Updated: November 9, 2013 at 6:01 pm
In the trunk of her vehicle, El Paso County Commissioner Peggy Littleton carries a 72-hour survival kit.
Her important documents are backed up on a flash drive and an ammo box protects one of her hard drives.
Littleton is the light behind Lighthouse, a program that would provide communication centers for local residents in the event a disaster knocks out power grids.
Using ham radio operators and a network of volunteers, it would link an Emergency Operations Center with residents who are left without any traditional ways to communicate with each other and authorities.
The incident could be a major snowstorm, solar storm, terrorist attack or hacker.
It could take years before something like that happens.
Or it could happen tomorrow.
There have been several tests using ham operators in areas such as Ellicott, the Air Force Academy, Calhan and Colorado Springs, so far and all have been successful, Littleton says.
"If we really, truly have something that takes out computer chips, what is really going to happen is unprecedented. We don't know," Littleton says.
The program's simplicity is what would make it successful.
The lighthouses would be manned by volunteers.
The ham radio operators would spread official messages and information during a disaster.
"Out of the thousands we have in the region, there are 400 to 500 ham operators who are already interested," Littleton says.
In all, if each lighthouse were to serve a one-mile radius, Littleton estimates there would be about 150 in Colorado Springs..
In the less densely populated rural areas, there would be fewer Lighthouses.
The way it would work is that the ham operators would receive or send messages to the EOC.
Then runners would take the messages and post them at the Lighthouse.
"It's going to be a place that is convenient walking distance," Littleton says. "They will be near where you work, play and live."
Though it's in the early stages, Littleton says she hopes to roll out the program in spring of 2014.
Contracts that would be signed with Lighthouse facilities are being reviewed, Lighthouse locations are being identified and she is working with other emergency groups statewide and locally, such as the Red Cross.
"I really think we could have this down and be practicing in the spring," Littleton says.
Seattle started five years ago on its community hubs.
Today, the city has more than 50 hubs and hundreds of volunteers.

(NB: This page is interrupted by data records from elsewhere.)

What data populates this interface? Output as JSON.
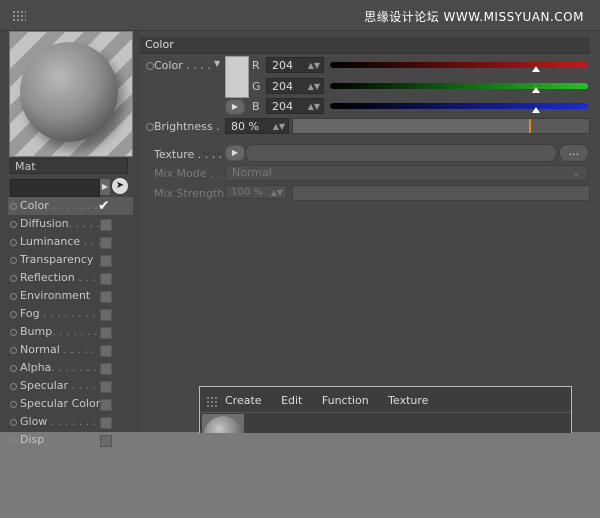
{
  "watermark": "思缘设计论坛 WWW.MISSYUAN.COM",
  "material": {
    "name": "Mat"
  },
  "channels": [
    {
      "label": "Color",
      "dots": " . . . . . . .",
      "enabled": true,
      "active": true
    },
    {
      "label": "Diffusion",
      "dots": ". . . . .",
      "enabled": false
    },
    {
      "label": "Luminance",
      "dots": " . . .",
      "enabled": false
    },
    {
      "label": "Transparency",
      "dots": "",
      "enabled": false
    },
    {
      "label": "Reflection",
      "dots": " . . . .",
      "enabled": false
    },
    {
      "label": "Environment",
      "dots": "",
      "enabled": false
    },
    {
      "label": "Fog",
      "dots": " . . . . . . . . .",
      "enabled": false
    },
    {
      "label": "Bump",
      "dots": ". . . . . . . .",
      "enabled": false
    },
    {
      "label": "Normal",
      "dots": " . . . . .",
      "enabled": false
    },
    {
      "label": "Alpha",
      "dots": ". . . . . . .",
      "enabled": false
    },
    {
      "label": "Specular",
      "dots": " . . . . .",
      "enabled": false
    },
    {
      "label": "Specular Color",
      "dots": "",
      "enabled": false
    },
    {
      "label": "Glow",
      "dots": " . . . . . . . .",
      "enabled": false
    },
    {
      "label": "Disp",
      "dots": "",
      "enabled": false
    }
  ],
  "section": {
    "title": "Color"
  },
  "color": {
    "label": "Color . . . .",
    "swatch": "#cccccc",
    "r_label": "R",
    "g_label": "G",
    "b_label": "B",
    "r": "204",
    "g": "204",
    "b": "204",
    "level_fraction": 0.8
  },
  "brightness": {
    "label": "Brightness",
    "dots": ".",
    "value": "80 %",
    "fraction": 0.8
  },
  "texture": {
    "label": "Texture",
    "dots": ". . . .",
    "more": "..."
  },
  "mix_mode": {
    "label": "Mix Mode",
    "dots": ". .",
    "value": "Normal"
  },
  "mix_strength": {
    "label": "Mix Strength",
    "value": "100 %",
    "fraction": 1.0
  },
  "popup_menu": [
    "Create",
    "Edit",
    "Function",
    "Texture"
  ]
}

Lighthouse, Littleton says, is a model that other emergency officials are interested in, not just in El Paso County.
"We're kind-of like a guinea pig," she says. "People thought Noah was crazy when he built his ark, then it started raining."